After the first Anglo-Burmese War of 1824-26, the British Raj annexed the region, known then as Arakan, and built a powerful economy with labor from neighboring Bangladesh. The RNDP says descendents of those workers invented an entirely new ethnicity, Rohingya, to stake an ancestral claim to the area and earn Myanmar citizenship. Rohingya contend their roots stretch back centuries in Rakhine State.
“They make many fabrications,” said Oo Hla Saw.
The Rakhines’ historic rivals, the Burmans, today dominate the country’s ruling Union Solidarity and Development Party (USDP), led by former generals of the military junta that oppressed Myanmar for nearly half a century. USDP Chairman Thein Sein, a Burman former general, leads Myanmar’s 18-month-old reformist government.
In Rakhine State, the RNDP remains a powerful force, a magnet for ethnic Rakhine nationalists and tough competition for the USDP in the area.
President Thein Sein has warned the RNDP it could be dissolved if found to have incited attacks on Muslims, according to the RNDP and a military source. But the party doesn’t seem worried. Early this month, Oo Hla Saw met Aung Min, a minister in the president’s office.
“He told us that the government does not intend to link the violence to any one political party,” said Oo Hla Saw. “But lower elements of our party may have been involved in this fighting, he told us.” Aung Min didn’t reply to a request for comment.
“We only want peace and stability,” Oo Hla Saw added. “But on the grass-roots level, our supporters can be involved in this fighting. Some villagers were arrested for holding hand-made guns. They may be our party members.”
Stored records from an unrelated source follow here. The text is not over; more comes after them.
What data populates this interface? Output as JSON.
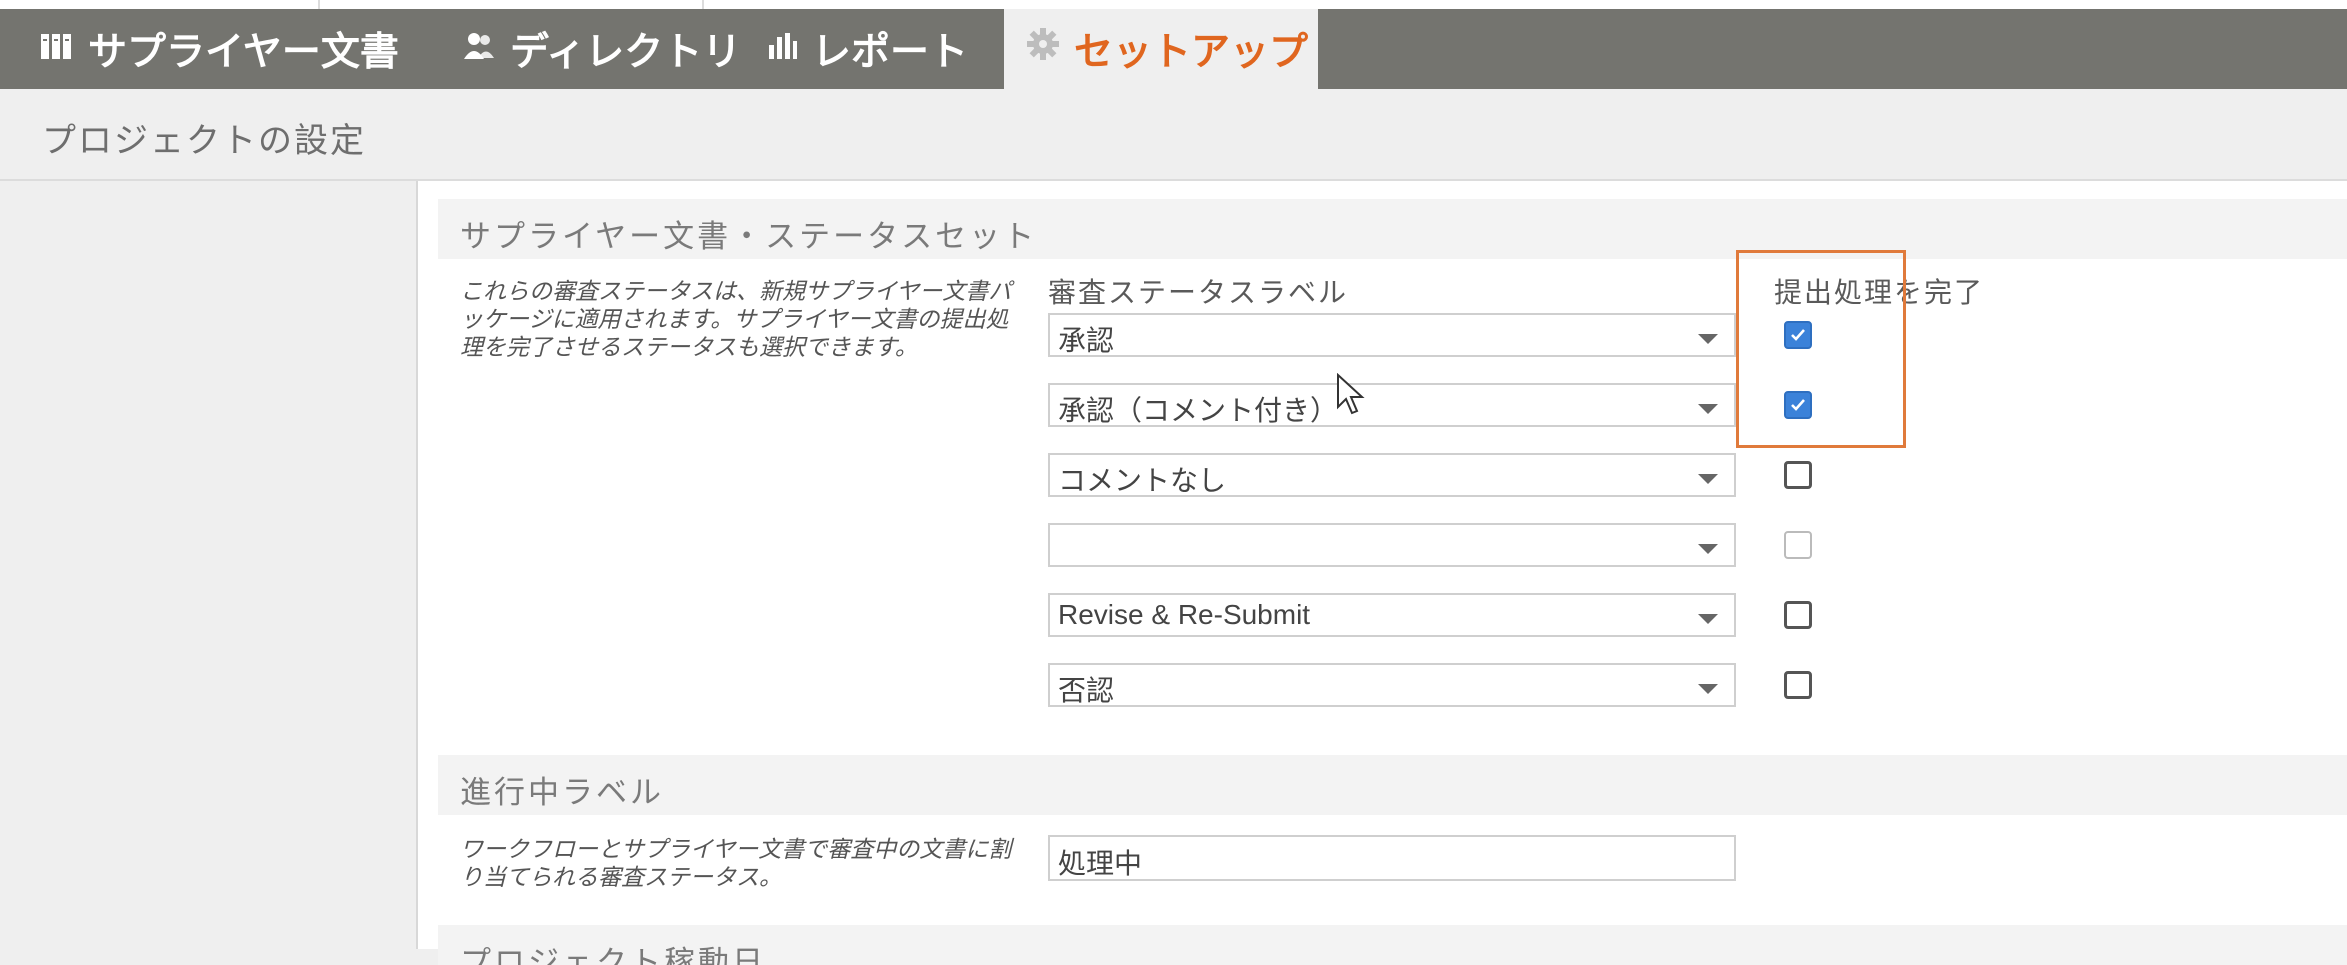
{
  "nav": {
    "tabs": [
      {
        "label": "サプライヤー文書",
        "icon": "binders-icon"
      },
      {
        "label": "ディレクトリ",
        "icon": "people-icon"
      },
      {
        "label": "レポート",
        "icon": "bar-chart-icon"
      },
      {
        "label": "セットアップ",
        "icon": "gear-icon",
        "active": true
      }
    ],
    "active_color": "#e0661f",
    "bar_color": "#74746f"
  },
  "page": {
    "title": "プロジェクトの設定"
  },
  "status_section": {
    "header": "サプライヤー文書・ステータスセット",
    "description": "これらの審査ステータスは、新規サプライヤー文書パッケージに適用されます。サプライヤー文書の提出処理を完了させるステータスも選択できます。",
    "label_column": "審査ステータスラベル",
    "complete_column": "提出処理を完了",
    "rows": [
      {
        "value": "承認",
        "complete": "checked"
      },
      {
        "value": "承認（コメント付き）",
        "complete": "checked"
      },
      {
        "value": "コメントなし",
        "complete": "unchecked"
      },
      {
        "value": "",
        "complete": "disabled"
      },
      {
        "value": "Revise & Re-Submit",
        "complete": "unchecked"
      },
      {
        "value": "否認",
        "complete": "unchecked"
      }
    ]
  },
  "progress_section": {
    "header": "進行中ラベル",
    "description": "ワークフローとサプライヤー文書で審査中の文書に割り当てられる審査ステータス。",
    "value": "処理中"
  },
  "next_section": {
    "header": "プロジェクト稼動日"
  }
}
Reporting by Jason Szep and Andrew R.C. Marshall; Editing by Bill Tarrant and Michael Williams